* _TASK BRIEF_
Find each line of the entries with the string "object", please, and copy it.

* _Page and application data records_
....................

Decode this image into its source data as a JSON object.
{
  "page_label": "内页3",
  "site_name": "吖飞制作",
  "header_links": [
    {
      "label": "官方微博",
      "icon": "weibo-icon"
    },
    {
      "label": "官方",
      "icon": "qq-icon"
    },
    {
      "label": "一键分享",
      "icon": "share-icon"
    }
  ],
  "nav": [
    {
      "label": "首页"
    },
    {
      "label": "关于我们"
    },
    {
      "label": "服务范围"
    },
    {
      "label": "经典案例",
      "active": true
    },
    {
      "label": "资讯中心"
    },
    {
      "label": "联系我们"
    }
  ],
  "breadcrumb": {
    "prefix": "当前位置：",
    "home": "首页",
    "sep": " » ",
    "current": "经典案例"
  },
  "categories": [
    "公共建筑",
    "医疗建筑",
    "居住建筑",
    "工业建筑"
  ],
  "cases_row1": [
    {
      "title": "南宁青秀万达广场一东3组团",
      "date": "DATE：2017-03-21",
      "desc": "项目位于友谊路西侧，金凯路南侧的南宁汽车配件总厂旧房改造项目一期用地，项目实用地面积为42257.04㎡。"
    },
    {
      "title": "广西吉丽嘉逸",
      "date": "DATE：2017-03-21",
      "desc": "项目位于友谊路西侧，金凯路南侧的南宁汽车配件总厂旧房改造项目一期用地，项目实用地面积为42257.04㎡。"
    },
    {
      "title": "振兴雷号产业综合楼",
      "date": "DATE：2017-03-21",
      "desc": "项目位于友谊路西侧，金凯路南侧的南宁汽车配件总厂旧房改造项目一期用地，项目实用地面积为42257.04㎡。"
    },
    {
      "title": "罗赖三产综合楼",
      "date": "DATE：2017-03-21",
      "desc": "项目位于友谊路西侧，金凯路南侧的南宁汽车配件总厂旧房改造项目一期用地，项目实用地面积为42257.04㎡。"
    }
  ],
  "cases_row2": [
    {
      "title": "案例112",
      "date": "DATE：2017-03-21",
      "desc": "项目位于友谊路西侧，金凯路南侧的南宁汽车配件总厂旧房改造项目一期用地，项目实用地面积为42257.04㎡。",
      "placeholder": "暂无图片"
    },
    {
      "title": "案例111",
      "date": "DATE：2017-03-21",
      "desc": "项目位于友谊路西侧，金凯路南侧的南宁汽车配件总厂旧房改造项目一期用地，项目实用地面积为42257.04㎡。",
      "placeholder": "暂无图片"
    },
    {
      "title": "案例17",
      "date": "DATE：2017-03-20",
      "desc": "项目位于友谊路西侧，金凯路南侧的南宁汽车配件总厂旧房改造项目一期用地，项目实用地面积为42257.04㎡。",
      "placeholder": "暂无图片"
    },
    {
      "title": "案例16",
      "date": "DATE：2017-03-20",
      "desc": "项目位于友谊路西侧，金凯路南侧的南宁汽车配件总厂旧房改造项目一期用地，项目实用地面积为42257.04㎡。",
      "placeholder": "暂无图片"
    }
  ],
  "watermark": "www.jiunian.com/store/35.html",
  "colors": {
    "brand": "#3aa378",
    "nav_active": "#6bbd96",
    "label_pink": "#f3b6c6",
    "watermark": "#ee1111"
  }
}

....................

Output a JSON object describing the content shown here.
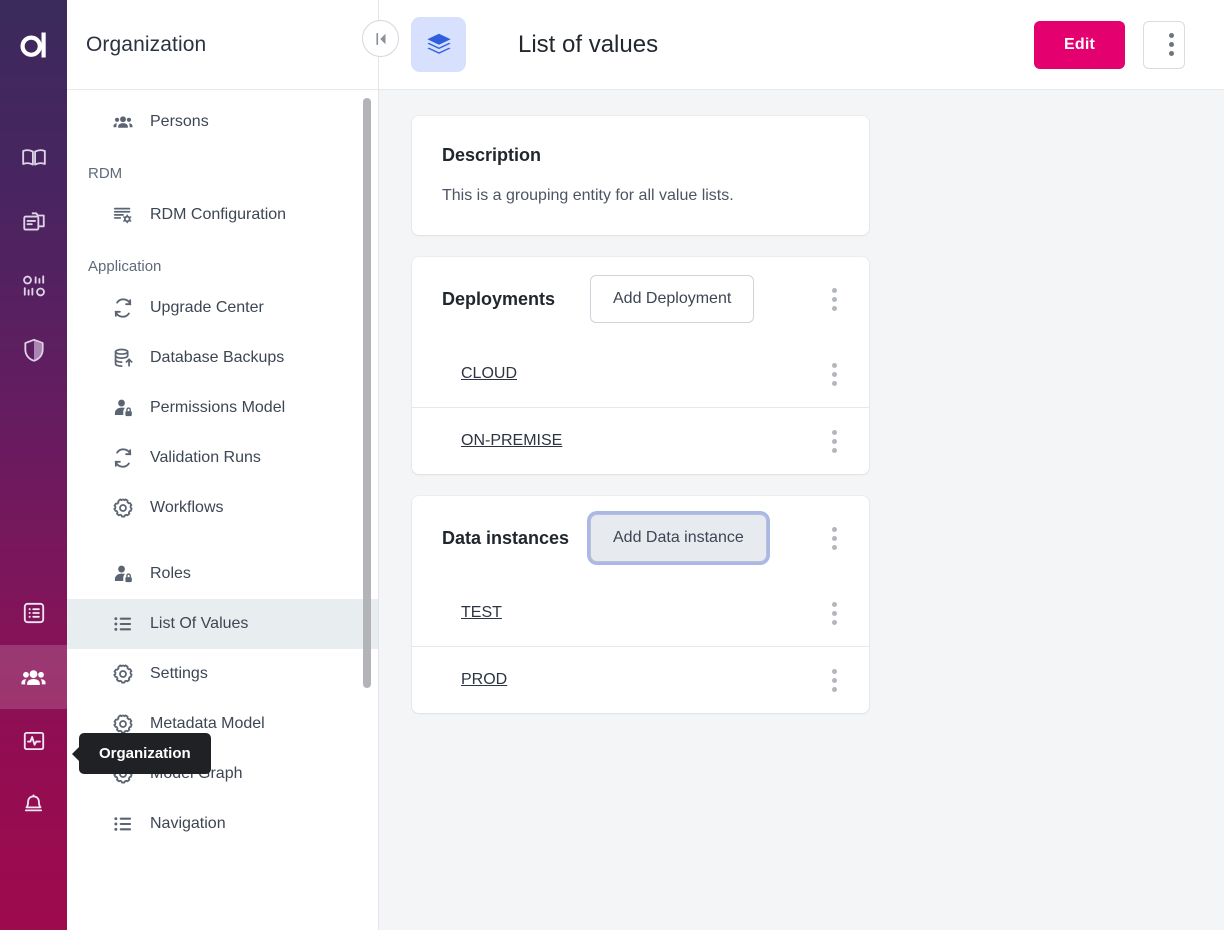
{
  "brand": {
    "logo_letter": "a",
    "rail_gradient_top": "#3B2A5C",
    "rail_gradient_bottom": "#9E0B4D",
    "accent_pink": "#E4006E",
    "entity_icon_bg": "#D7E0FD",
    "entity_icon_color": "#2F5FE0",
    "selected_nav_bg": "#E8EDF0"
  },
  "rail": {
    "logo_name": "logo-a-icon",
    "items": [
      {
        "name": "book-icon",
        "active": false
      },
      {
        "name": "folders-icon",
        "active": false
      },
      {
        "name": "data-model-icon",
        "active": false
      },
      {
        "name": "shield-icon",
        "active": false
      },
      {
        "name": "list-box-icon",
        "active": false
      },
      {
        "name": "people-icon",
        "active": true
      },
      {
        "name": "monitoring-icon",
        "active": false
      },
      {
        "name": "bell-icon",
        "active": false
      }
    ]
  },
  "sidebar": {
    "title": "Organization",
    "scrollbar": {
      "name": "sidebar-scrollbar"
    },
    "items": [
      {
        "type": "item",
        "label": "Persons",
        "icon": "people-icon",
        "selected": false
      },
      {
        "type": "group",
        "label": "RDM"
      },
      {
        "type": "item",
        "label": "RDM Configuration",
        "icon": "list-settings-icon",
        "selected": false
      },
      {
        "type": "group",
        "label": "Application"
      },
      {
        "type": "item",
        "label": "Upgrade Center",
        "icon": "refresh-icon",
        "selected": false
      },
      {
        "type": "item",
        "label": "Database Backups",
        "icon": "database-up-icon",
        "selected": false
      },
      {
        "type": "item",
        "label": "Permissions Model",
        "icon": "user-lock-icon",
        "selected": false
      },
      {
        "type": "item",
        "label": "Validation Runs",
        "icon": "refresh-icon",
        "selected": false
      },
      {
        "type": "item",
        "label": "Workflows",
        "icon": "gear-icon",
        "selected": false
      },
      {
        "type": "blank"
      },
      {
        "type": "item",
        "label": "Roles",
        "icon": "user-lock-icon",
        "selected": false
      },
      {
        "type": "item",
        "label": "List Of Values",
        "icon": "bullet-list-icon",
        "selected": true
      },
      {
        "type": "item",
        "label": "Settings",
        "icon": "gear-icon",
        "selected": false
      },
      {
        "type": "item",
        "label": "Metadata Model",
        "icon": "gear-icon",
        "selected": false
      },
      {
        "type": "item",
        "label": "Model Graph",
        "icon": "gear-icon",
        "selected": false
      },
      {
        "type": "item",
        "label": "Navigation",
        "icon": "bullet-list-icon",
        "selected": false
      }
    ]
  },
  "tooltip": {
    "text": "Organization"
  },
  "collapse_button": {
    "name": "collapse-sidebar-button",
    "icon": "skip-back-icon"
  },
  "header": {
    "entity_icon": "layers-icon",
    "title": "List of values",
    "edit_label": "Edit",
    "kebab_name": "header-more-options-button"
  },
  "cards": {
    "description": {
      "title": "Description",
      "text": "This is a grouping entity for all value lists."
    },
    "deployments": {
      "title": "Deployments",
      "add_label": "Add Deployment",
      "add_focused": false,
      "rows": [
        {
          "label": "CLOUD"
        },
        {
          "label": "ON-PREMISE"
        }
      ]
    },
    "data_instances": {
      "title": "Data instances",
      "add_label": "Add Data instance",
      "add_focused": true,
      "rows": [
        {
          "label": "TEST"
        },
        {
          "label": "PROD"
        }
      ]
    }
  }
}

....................

* _RESPONSE_
Decode this image into its source data as a JSON object.
Output a JSON object describing the content shown here.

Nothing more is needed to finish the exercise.